Print Edition - 2015-05-17 | MONEY
Telecom operators may face problems in setting up towers
May 16, 2015-
Following the Great Earthquake and subsequent aftershocks, telecom service providers might face problems in setting up BTS (Base Transceiver Station) towers, especially in the Kathmandu valley.
House owners in the valley, fearing possible damage to their homes, are willing to remove the towers installed on their roofs.
The service providers say, more than 80 percent of the BTS towers have been installed on the roofs of buildings in the valley. Unavailability of open spaces in the valley compelled them to place towers on rooftops.
For house owners, letting telecom companies install the towers on their rooftops meant extra income source. Depending on the location, the companies pay rental fees to the homeowners.
However, things might not remain the same. A significant number of house owners in the valley are making preparations to reduce load on their houses, fearing
a big aftershock might demolish their homes. Even the neighbours are pressuring them to either remove the towers or upgrade the safety measures.
“We have received some concerns from a few house owners in Kathmandu,” said Nepal Telecom (NT) Managing Director Buddhi Prasad Acharya. “We will access such buildings using expert engineers.”
He said NT will also help strengthen the capacity of buildings where the towers have been placed. Around five houses in Kathmandu with NT BTS tower have reportedly collapsed.

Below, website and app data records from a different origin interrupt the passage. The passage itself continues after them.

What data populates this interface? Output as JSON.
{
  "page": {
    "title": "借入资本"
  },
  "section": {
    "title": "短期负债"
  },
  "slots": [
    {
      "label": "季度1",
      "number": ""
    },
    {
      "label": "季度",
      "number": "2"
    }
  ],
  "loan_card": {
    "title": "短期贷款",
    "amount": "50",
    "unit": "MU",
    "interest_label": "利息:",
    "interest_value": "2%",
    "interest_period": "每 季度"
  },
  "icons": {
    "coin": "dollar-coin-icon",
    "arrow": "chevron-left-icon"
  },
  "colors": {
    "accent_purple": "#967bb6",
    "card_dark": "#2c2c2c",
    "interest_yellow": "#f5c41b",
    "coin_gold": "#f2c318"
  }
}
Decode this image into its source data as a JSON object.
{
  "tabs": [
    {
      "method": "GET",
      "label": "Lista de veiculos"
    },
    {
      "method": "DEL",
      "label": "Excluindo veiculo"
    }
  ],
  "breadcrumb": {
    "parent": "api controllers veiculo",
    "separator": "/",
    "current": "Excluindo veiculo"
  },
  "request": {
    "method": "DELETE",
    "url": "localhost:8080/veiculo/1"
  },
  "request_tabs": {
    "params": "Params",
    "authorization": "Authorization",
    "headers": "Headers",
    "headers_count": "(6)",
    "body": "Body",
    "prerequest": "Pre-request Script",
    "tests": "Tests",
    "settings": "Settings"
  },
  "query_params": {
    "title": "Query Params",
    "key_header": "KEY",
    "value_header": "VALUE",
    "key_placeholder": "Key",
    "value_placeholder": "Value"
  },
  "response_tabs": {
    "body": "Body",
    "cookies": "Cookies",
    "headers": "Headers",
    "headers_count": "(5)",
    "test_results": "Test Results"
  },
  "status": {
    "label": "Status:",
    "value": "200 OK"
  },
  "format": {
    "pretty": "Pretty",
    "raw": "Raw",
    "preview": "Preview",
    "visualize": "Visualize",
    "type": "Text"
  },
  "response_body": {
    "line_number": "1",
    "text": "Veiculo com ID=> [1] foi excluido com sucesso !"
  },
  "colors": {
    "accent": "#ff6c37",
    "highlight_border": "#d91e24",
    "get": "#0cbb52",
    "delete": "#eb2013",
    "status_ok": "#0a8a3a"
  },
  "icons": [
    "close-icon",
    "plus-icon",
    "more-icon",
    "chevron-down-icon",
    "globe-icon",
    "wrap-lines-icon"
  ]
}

Removing/relocating BTS tower from a designated place is a tough task for telecom operators as the locations are selected by analysing multiple factors that would help boost the network availability. NT currently has 430 BTS towers in the valley, while it is planning to add 77 more towers for improving its service quality.
The case is similar at another leading telecom service provider Ncell. Milan Sharma, communication expert at Ncell, said the company too has received such requests from customers, but the number is minimal.
“We are counselling such house owners with structural engineers and also accessing the buildings. BTS tower is a property for us. If it’s unsafe putting it on a particular house, we too won’t take risk,” Sharma said, adding apart from severe structural damages, the house owners need not worry since there is no specific report on a house that has been collapsed due to the tower.
According to an Ncell source, two buildings with Ncell tower has collapsed in Kathmandu.
An official with a leading telecom service provider told the Post if the there is nominal impact on a house, the company might take a stand on not relocating the tower on contractual obligations signed by the house owner and the service provider at the time of installation.
Services returning to normal
Telecom service providers on Saturday said their services were returning to normal after the earthquakes. NT Managing Director Buddhi Prasad Acharya said 95 percent of NT’s BTS (Base Transceiver Station) towers are functioning. He said services in all districts headquarters are intact. Ncell’s Communication Expert Milan Sharma told 90 percent of Ncell’s towers in 15 affected districts are up. Ncell said it is facing difficulties in powering up towers in places like Dolakha where 57 percent services is functioning, and Sindhupalchowk where 78 percent towers are functioning after Tuesday’s aftershock. NT too said it is facing problems in areas like Dolakha, Sindhupalchwok and Ramechhap following the aftershock. Both the leading service providers have said there has been a significant downfall in the congestion of voice calls and SMS service as the panic level among the people due to the earthquake has dropped. (PR)
Published: 17-05-2015 08:43